After the Second Vatican Council, the offices of the lector or reader and of the acolyte, which are especially connected with the ministries of the Word and of the altar, were retained and adapted to contemporary needs. These offices were henceforth to be referred to as ministries rather than as minor orders, and were no longer to be regarded as reserved to candidates for holy orders. Nonetheless, in keeping with the venerable tradition of the Catholic Church, current ecclesiastical legislation limits the institution of lectors and acolytes to baptized men only. Moreover, the conferring of these permanent and established ministries is not accompanied by the right of remuneration from the Christian community.
Instituted Reader or Lector
The proper office of the instituted reader or lector is to read the Word of God in the liturgical assembly. Consequently, it is the lector's task : (1) to read the texts from Sacred Scripture [but not the Gospel, which is reserved to deacons and priests] at Mass and at other sacred functions; (2) in the absence of a psalmist, to recite the psalm between the readings; (3) in the absence of a deacon or cantor, to announce the intentions at the prayers of the faithful; (4) to direct the singing and the participation of the worshipping congregation; (5) to instruct believers in the worthy reception of the sacraments; (6) when necessary, to prepare the persons who are temporarily appointed to read the Scriptures in liturgical celebrations.
Mindful of his office, the lector is expected to acquire an increasing sweet and living love and knowledge of Sacred Scripture, so as to make him a more perfect disciple of the Lord.
In parish communities, the functions of an instituted reader or lector are often exercised by readers and commentators, who are often commissioned but not according to the officially promulgated rites of institution or installation to ministry conferred by the ordinary.

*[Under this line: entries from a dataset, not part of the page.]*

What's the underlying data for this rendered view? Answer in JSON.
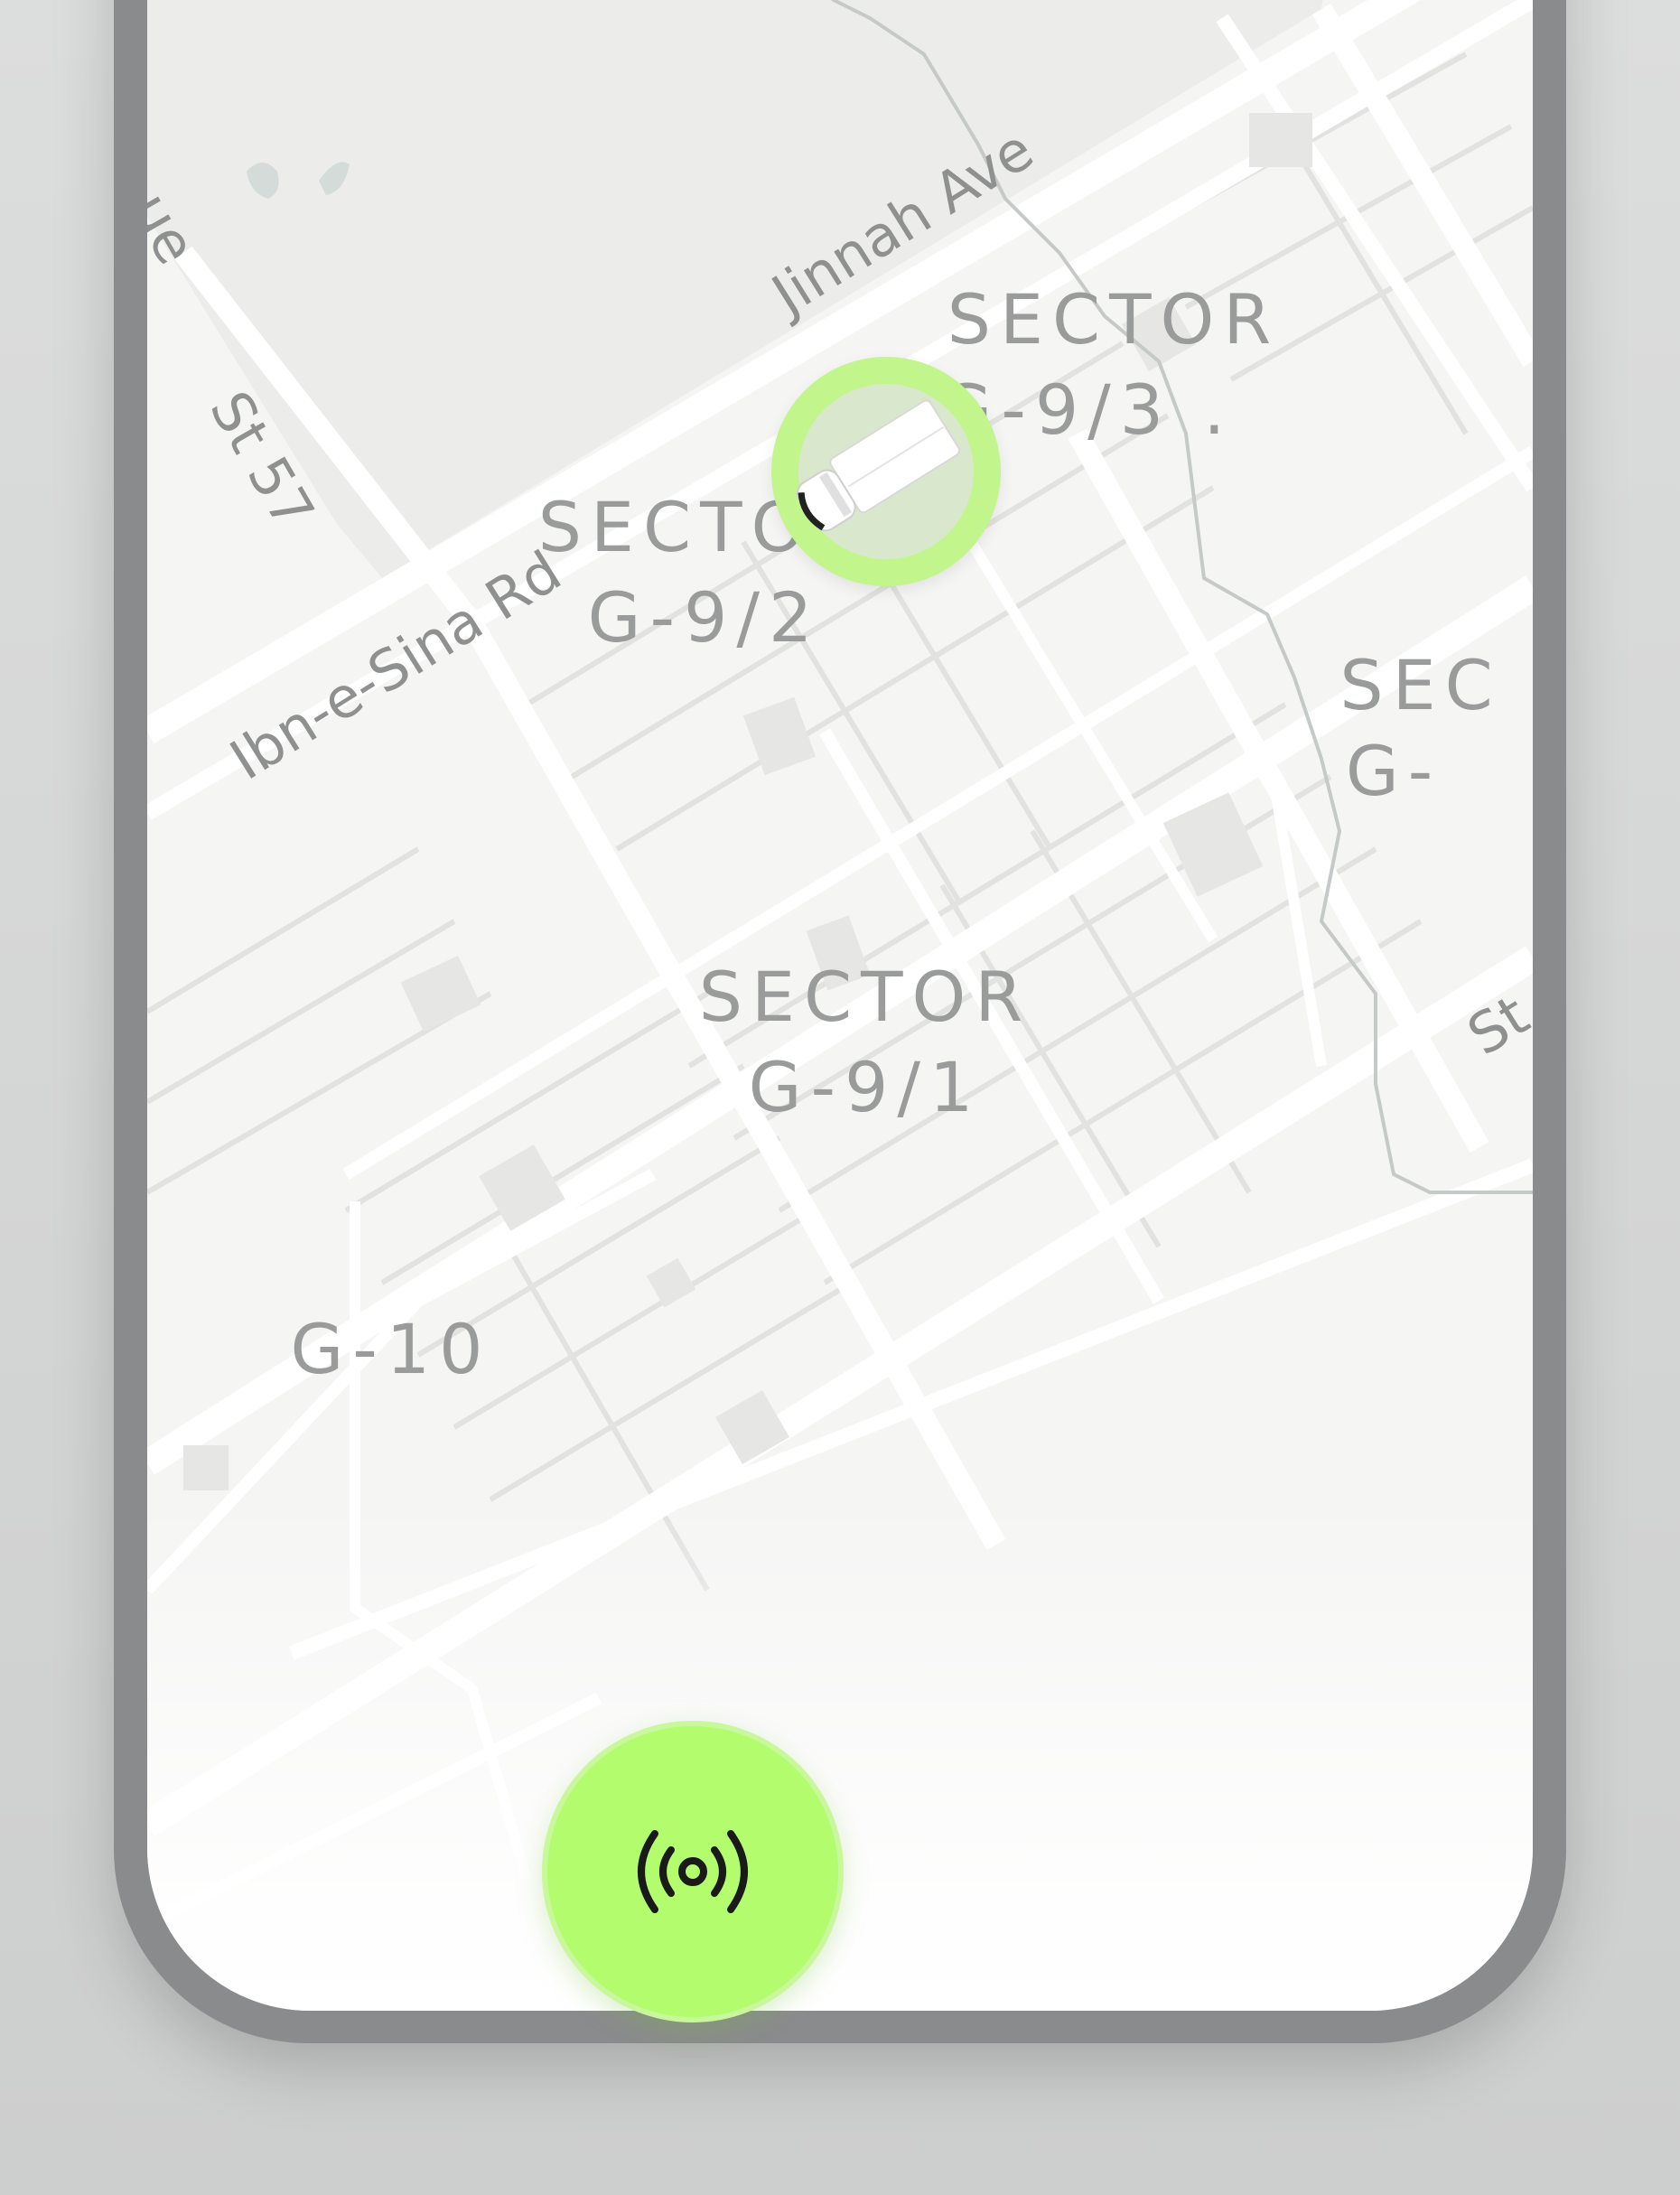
{
  "map": {
    "sectors": [
      {
        "line1": "SECTOR",
        "line2": "G-9/3 ."
      },
      {
        "line1": "SECTOR",
        "line2": "G-9/2"
      },
      {
        "line1": "SECTOR",
        "line2": "G-9/1"
      },
      {
        "line1": "SEC",
        "line2": "G-"
      }
    ],
    "area_labels": [
      "G-10"
    ],
    "roads": [
      "Jinnah Ave",
      "Ibn-e-Sina Rd",
      "St 57",
      "ue",
      "St"
    ]
  },
  "marker": {
    "icon": "truck-icon",
    "color": "#c2f58c"
  },
  "action_button": {
    "icon": "broadcast-icon",
    "color": "#b2fc6d"
  }
}
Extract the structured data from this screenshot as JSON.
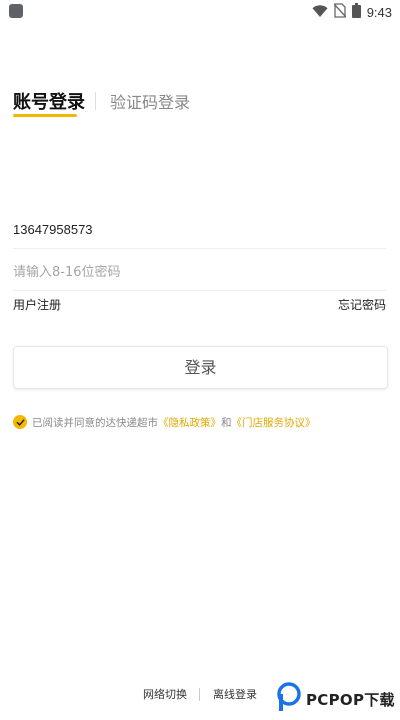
{
  "status_bar": {
    "time": "9:43",
    "icons": [
      "app-icon",
      "wifi-icon",
      "no-sim-icon",
      "battery-icon"
    ]
  },
  "tabs": {
    "active": "账号登录",
    "inactive": "验证码登录"
  },
  "form": {
    "phone_value": "13647958573",
    "password_placeholder": "请输入8-16位密码",
    "register_label": "用户注册",
    "forgot_label": "忘记密码",
    "login_label": "登录"
  },
  "agreement": {
    "checked": true,
    "prefix": "已阅读并同意的达快递超市",
    "privacy_link": "《隐私政策》",
    "and": "和",
    "service_link": "《门店服务协议》"
  },
  "footer": {
    "network_switch": "网络切换",
    "offline_login": "离线登录"
  },
  "watermark": {
    "text": "PCPOP下载"
  },
  "colors": {
    "accent": "#f5b800",
    "link": "#e0a800",
    "placeholder": "#a5a5a5"
  }
}
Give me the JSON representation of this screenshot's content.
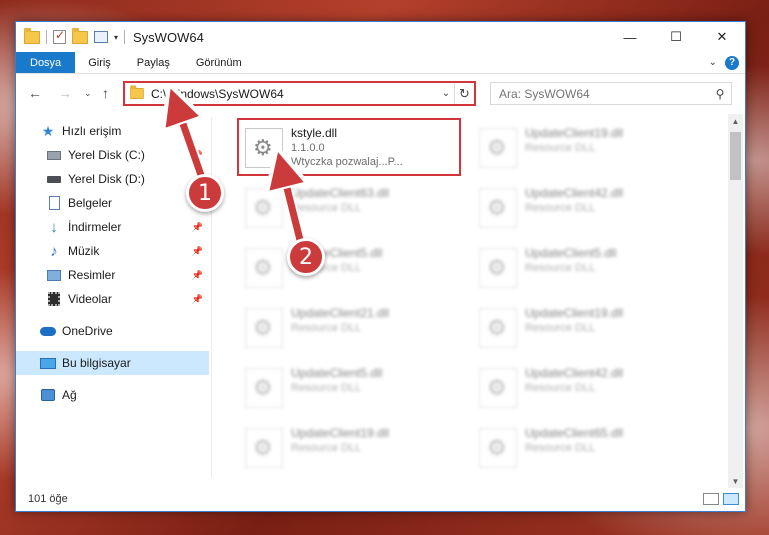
{
  "window": {
    "title": "SysWOW64"
  },
  "ribbon": {
    "tabs": [
      {
        "label": "Dosya"
      },
      {
        "label": "Giriş"
      },
      {
        "label": "Paylaş"
      },
      {
        "label": "Görünüm"
      }
    ],
    "help_label": "?"
  },
  "address": {
    "path": "C:\\Windows\\SysWOW64"
  },
  "search": {
    "placeholder": "Ara: SysWOW64"
  },
  "sidebar": {
    "items": [
      {
        "label": "Hızlı erişim",
        "icon": "star-icon"
      },
      {
        "label": "Yerel Disk (C:)",
        "icon": "disk-icon"
      },
      {
        "label": "Yerel Disk (D:)",
        "icon": "disk-icon"
      },
      {
        "label": "Belgeler",
        "icon": "documents-icon"
      },
      {
        "label": "İndirmeler",
        "icon": "download-icon"
      },
      {
        "label": "Müzik",
        "icon": "music-icon"
      },
      {
        "label": "Resimler",
        "icon": "pictures-icon"
      },
      {
        "label": "Videolar",
        "icon": "videos-icon"
      },
      {
        "label": "OneDrive",
        "icon": "cloud-icon"
      },
      {
        "label": "Bu bilgisayar",
        "icon": "computer-icon"
      },
      {
        "label": "Ağ",
        "icon": "network-icon"
      }
    ]
  },
  "files": [
    {
      "name": "kstyle.dll",
      "version": "1.1.0.0",
      "desc": "Wtyczka pozwalaj...P..."
    },
    {
      "name": "UpdateClient19.dll",
      "desc": "Resource DLL"
    },
    {
      "name": "UpdateClient63.dll",
      "desc": "Resource DLL"
    },
    {
      "name": "UpdateClient42.dll",
      "desc": "Resource DLL"
    },
    {
      "name": "UpdateClient5.dll",
      "desc": "Resource DLL"
    },
    {
      "name": "UpdateClient5.dll",
      "desc": "Resource DLL"
    },
    {
      "name": "UpdateClient21.dll",
      "desc": "Resource DLL"
    },
    {
      "name": "UpdateClient19.dll",
      "desc": "Resource DLL"
    },
    {
      "name": "UpdateClient5.dll",
      "desc": "Resource DLL"
    },
    {
      "name": "UpdateClient42.dll",
      "desc": "Resource DLL"
    },
    {
      "name": "UpdateClient19.dll",
      "desc": "Resource DLL"
    },
    {
      "name": "UpdateClient65.dll",
      "desc": "Resource DLL"
    }
  ],
  "status": {
    "count": "101 öğe"
  },
  "annotations": {
    "step1": "1",
    "step2": "2",
    "color": "#cc3b3b"
  }
}
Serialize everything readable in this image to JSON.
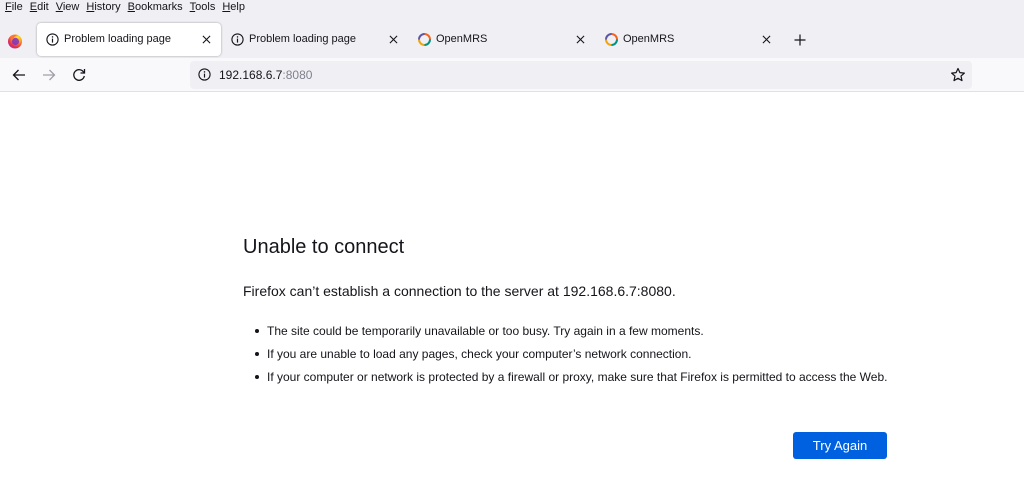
{
  "menubar": {
    "items": [
      {
        "accel": "F",
        "rest": "ile"
      },
      {
        "accel": "E",
        "rest": "dit"
      },
      {
        "accel": "V",
        "rest": "iew"
      },
      {
        "accel": "H",
        "rest": "istory"
      },
      {
        "accel": "B",
        "rest": "ookmarks"
      },
      {
        "accel": "T",
        "rest": "ools"
      },
      {
        "accel": "H",
        "rest": "elp"
      }
    ]
  },
  "tabs": [
    {
      "label": "Problem loading page",
      "icon": "info-icon",
      "active": true
    },
    {
      "label": "Problem loading page",
      "icon": "info-icon",
      "active": false
    },
    {
      "label": "OpenMRS",
      "icon": "openmrs-logo-icon",
      "active": false
    },
    {
      "label": "OpenMRS",
      "icon": "openmrs-logo-icon",
      "active": false
    }
  ],
  "navbar": {
    "url_host": "192.168.6.7",
    "url_port": ":8080"
  },
  "error": {
    "title": "Unable to connect",
    "description": "Firefox can’t establish a connection to the server at 192.168.6.7:8080.",
    "items": [
      "The site could be temporarily unavailable or too busy. Try again in a few moments.",
      "If you are unable to load any pages, check your computer’s network connection.",
      "If your computer or network is protected by a firewall or proxy, make sure that Firefox is permitted to access the Web."
    ],
    "button_label": "Try Again"
  },
  "colors": {
    "accent": "#0061e0",
    "chrome_bg": "#f0f0f4",
    "text": "#15141a"
  }
}
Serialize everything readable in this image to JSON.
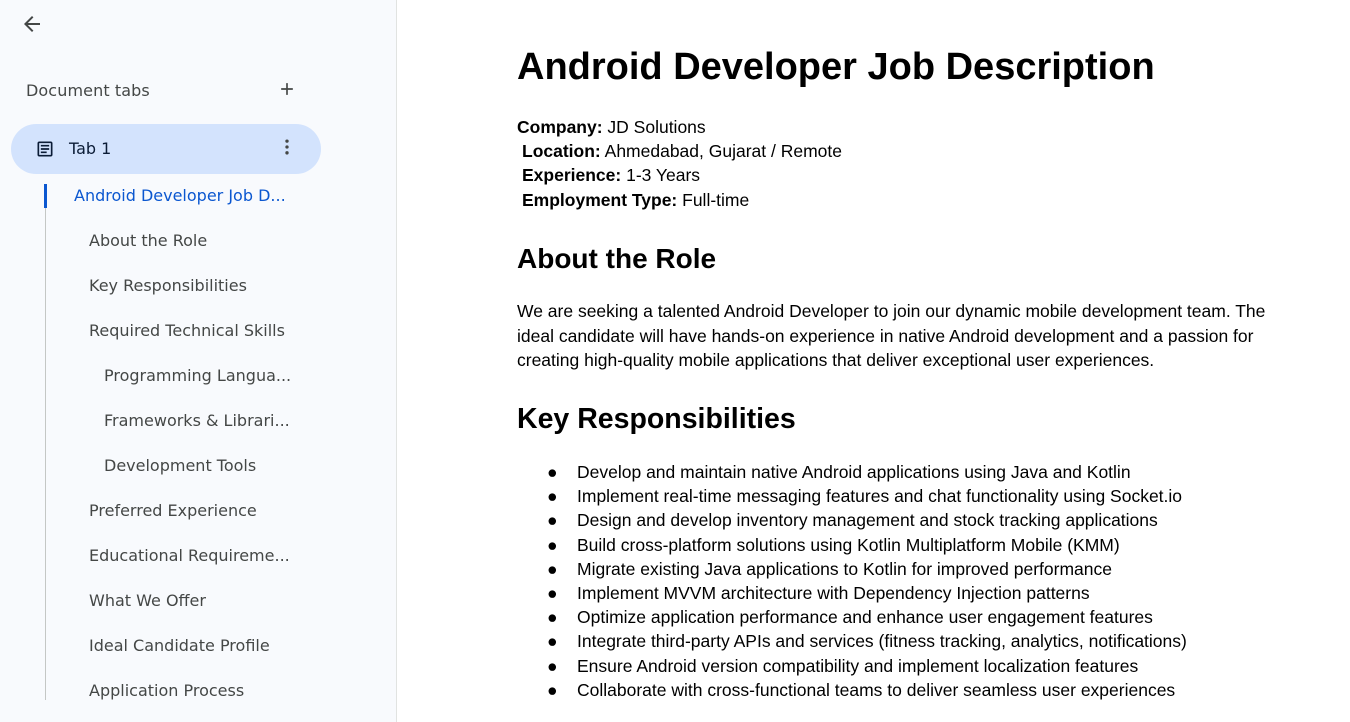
{
  "sidebar": {
    "back_icon": "arrow-left-icon",
    "tabs_title": "Document tabs",
    "add_icon": "plus-icon",
    "active_tab": {
      "label": "Tab 1",
      "icon": "document-icon",
      "more_icon": "more-vertical-icon"
    },
    "outline": [
      "Android Developer Job D...",
      "About the Role",
      "Key Responsibilities",
      "Required Technical Skills",
      "Programming Langua...",
      "Frameworks & Librari...",
      "Development Tools",
      "Preferred Experience",
      "Educational Requireme...",
      "What We Offer",
      "Ideal Candidate Profile",
      "Application Process"
    ],
    "accent_color": "#0b57d0",
    "pill_color": "#d3e3fd"
  },
  "document": {
    "title": "Android Developer Job Description",
    "meta": [
      {
        "key": "Company:",
        "value": " JD Solutions"
      },
      {
        "key": "Location:",
        "value": " Ahmedabad, Gujarat / Remote"
      },
      {
        "key": "Experience:",
        "value": " 1-3 Years"
      },
      {
        "key": "Employment Type:",
        "value": " Full-time"
      }
    ],
    "about_heading": "About the Role",
    "about_text": "We are seeking a talented Android Developer to join our dynamic mobile development team. The ideal candidate will have hands-on experience in native Android development and a passion for creating high-quality mobile applications that deliver exceptional user experiences.",
    "responsibilities_heading": "Key Responsibilities",
    "bullet": "●",
    "responsibilities": [
      "Develop and maintain native Android applications using Java and Kotlin",
      "Implement real-time messaging features and chat functionality using Socket.io",
      "Design and develop inventory management and stock tracking applications",
      "Build cross-platform solutions using Kotlin Multiplatform Mobile (KMM)",
      "Migrate existing Java applications to Kotlin for improved performance",
      "Implement MVVM architecture with Dependency Injection patterns",
      "Optimize application performance and enhance user engagement features",
      "Integrate third-party APIs and services (fitness tracking, analytics, notifications)",
      "Ensure Android version compatibility and implement localization features",
      "Collaborate with cross-functional teams to deliver seamless user experiences"
    ]
  }
}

The proper office of the acolyte [or, in some places, subdeacon] is to assist the deacon and to minister to the priest. Consequently, it is the acolyte's task : (1) to attend to the service of the altar by assisting the deacon and the priest in liturgical celebrations, especially the Eucharist; (2) as an extraordinary minister, to distribute holy communion in the inability of the ordinary ministers [i.e. deacons, presbyters, bishops] of communion, due to illness, old age, or other pastoral function and in the event of a great number of communicants which would unduly prolong the Eucharistic celebration; (3) in the absence of ordinary ministers of the Eucharist, to expose and to repose the Blessed Sacrament for the veneration of the faithful, but without benediction; (4) to instruct lay persons temporarily appointed to assist the clergy at the altar as [missal]book-bearers, cross-bearers, candle-bearers, or other similar liturgical functions.
Mindful of his office, the instituted acolyte is expected to fervently participate in the Eucharist and to nourish and deepen his understanding of it. He is also expected to familiarize himself with all that pertains to divine worship, endeavoring to understand its spirit and inner meaning, thus becoming an example of gravity and reverence to all. He is to have a sincere love for the mystical Body of Christ, the People of God, especially for the weak and the sick.
In parish communities, the functions of an instituted acolyte are often exercised by commissioned extraordinary ministers of the Eucharist, which are popularly but inaccurately termed "lay ministers". These extraordinary Eucharistic ministers are referred to variously in different dioceses, e.g. assistant ministers of the Eucharist, extraordinary ministers for the distribution of communion, special ministers of the Eucharist. Some of the functions of acolytes are also exercised by altar servers.
Pope Paul VI, Apostolic Letter Ministeria Quaedam on First Tonsure, Minor Orders, and the Subdiaconate, 15 August 1972.